*Problem to work on:*
Return every line of the data below that includes the string "Quantidade".
--- START ---
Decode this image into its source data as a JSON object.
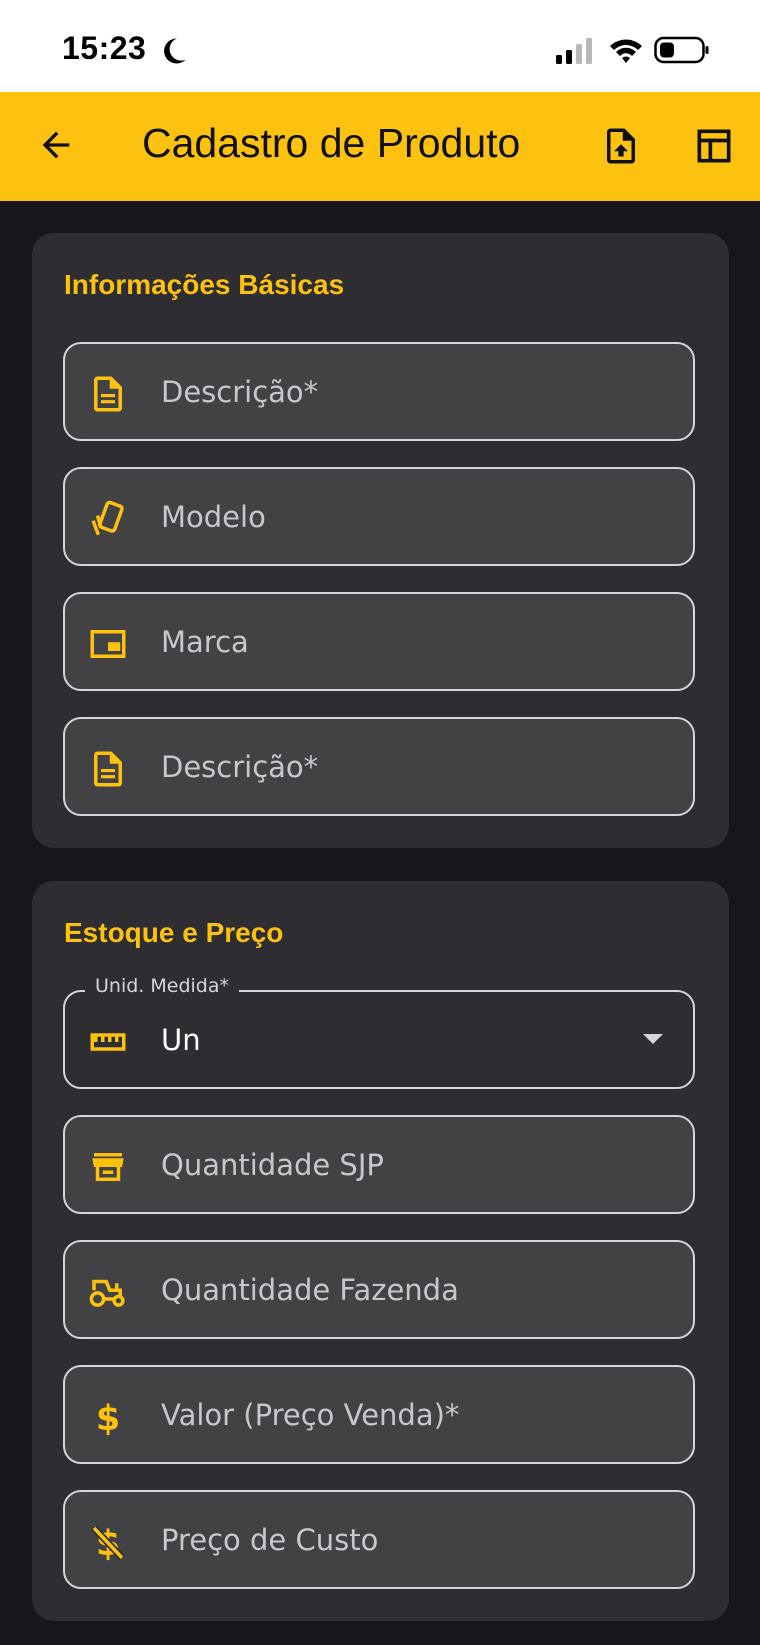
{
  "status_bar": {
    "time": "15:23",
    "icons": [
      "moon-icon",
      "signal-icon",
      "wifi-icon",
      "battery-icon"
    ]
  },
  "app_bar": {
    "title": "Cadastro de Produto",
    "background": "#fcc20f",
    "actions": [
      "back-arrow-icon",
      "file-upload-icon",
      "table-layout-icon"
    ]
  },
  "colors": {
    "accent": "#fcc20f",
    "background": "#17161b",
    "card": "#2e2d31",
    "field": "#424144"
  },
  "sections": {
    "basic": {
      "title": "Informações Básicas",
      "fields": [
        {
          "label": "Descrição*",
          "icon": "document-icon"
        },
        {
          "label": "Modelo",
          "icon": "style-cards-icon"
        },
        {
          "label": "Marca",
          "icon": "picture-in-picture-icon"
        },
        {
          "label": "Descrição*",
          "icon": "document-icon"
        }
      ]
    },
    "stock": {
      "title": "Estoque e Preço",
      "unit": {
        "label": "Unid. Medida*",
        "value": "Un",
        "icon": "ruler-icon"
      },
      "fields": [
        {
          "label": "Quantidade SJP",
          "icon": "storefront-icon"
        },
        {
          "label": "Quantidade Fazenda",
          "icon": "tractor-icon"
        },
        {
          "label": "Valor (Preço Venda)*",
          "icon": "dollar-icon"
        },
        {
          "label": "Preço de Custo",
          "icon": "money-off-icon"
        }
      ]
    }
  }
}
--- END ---
*Answer section:*
          "label": "Quantidade SJP",
          "label": "Quantidade Fazenda",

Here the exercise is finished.